    However, I will agree that Dell are extremely poor when it comes to making these compatibility details known to their customers. It really shouldn't be our job.
  • Ok so I might be overreacting a little.
    Bottom line is that Dell outsources the manufacuring of its components to other companies
    (the competition has the same procedure) and looking at other 5000x solutions I have seen BIOS updates that enable even penryn family compatibility.
    Definately support is not Dells strong side - and its a shame on DELL that one has to come to a Forum to learn which equipment works with what. I dont understand why that should be a secret?
    Thanks for your reply and sorry for Hyjacking the thread.
  • I didn't consider your post to be hijacking the thread, it is certainly on-topic.
    I would be interested if you have any links to back up what you're claiming though; that x5000 based multi-processor solutions (that have been available for as long as the 690) by other manufacturers have no compatibility issues with 53xx and 54xx series CPUs. Simply stating that other manufacturers current x5000 based solutions support quad-core CPUs is inadequate.
  • The Tyan boards have been around since July 2006 and support Quads:

    Message Edited by kawalkowski111 on 12-08-2007 07:18 PM
  • Yes, that (and a quick search about the board on Google) would seem to support what you claim.
    I would add that I don't trust manufacturers like Tyan (or any performance oriented manufacturer) to obey compatibility advisories. I guess the only way we would ever find out exactly what is going on is if a poster comes along who is familiar with the stepping revision changes in the x5000 chipset.
    Having said the above, the one useful fact we can take out of this is that there seem to no serious side-effects to running a quad-core CPU on an early revision x5000, aside of the workaround you need to perform should the power go out. The caveat to that is if we're 'barking up the wrong tree' here, and the actual reason that the 690 shows incompatible processor messages isn't related to the chipset at all.
  • When I did research on the differences between the 5300 and 5400 series the only thing I saw was the fact of the 5400 having a slightly lower voltage range. This might be indeed the issue with the boards. But I am not totally convinced that this would be the case.
    Sorry to say I have no clue in what the differences were in all revisions of 5000x
    Has anyone tried the 5400 series on the 690 ?

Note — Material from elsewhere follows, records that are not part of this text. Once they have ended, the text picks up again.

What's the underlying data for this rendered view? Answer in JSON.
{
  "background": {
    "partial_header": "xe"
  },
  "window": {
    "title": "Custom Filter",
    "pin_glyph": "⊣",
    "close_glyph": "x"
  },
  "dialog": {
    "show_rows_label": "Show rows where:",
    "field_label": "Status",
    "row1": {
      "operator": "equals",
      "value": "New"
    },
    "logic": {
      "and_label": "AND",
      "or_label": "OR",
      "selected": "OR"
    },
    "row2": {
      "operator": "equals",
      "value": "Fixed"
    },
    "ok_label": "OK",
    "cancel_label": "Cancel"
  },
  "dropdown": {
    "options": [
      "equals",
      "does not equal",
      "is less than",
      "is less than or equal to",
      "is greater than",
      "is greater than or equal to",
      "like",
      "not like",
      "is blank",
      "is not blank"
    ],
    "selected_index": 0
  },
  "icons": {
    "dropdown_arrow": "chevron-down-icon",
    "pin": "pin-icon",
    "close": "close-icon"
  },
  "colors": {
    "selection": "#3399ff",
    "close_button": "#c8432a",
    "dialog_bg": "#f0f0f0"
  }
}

    Message Edited by kawalkowski111 on 12-09-2007 05:20 PM
  • The 54xx range uses a faster FSB clock, I'm pretty sure the 5000x chipset tops out at 1333MHz. Still, the 54xx line of CPUs might be backwards compatible, which I guess is what you're asking :)
  • A lot of the ne penryns are 1333Mhz FSB and thats the reason for asking
    Source Intel :
    Series      Chache      Speed          FSB             Power  Strreet price
    X5460      12MB          3.16 GHz    1333 MHz     120W
    X5450      12MB          3.00 GHz    1333 MHz     120W  

    E5450      12MB          3.00 GHz    1333 MHz      80W  

    E5440      12MB           2.83 GHz   1333 MHz      80W     770

    E5430      12MB           2.66 GHz    1333 MHz     80W    

    E5420      12MB           2.50 GHz    1333 MHz     80W     380

    E5410      12MB          2.33 GHz     1333 MHz     80W     310

    E5405      12MB          2.00 GHz     1333 MHz     80W     260

    At these prices people will start wondering

    Message Edited by kawalkowski111 on 12-10-2007 08:23 AM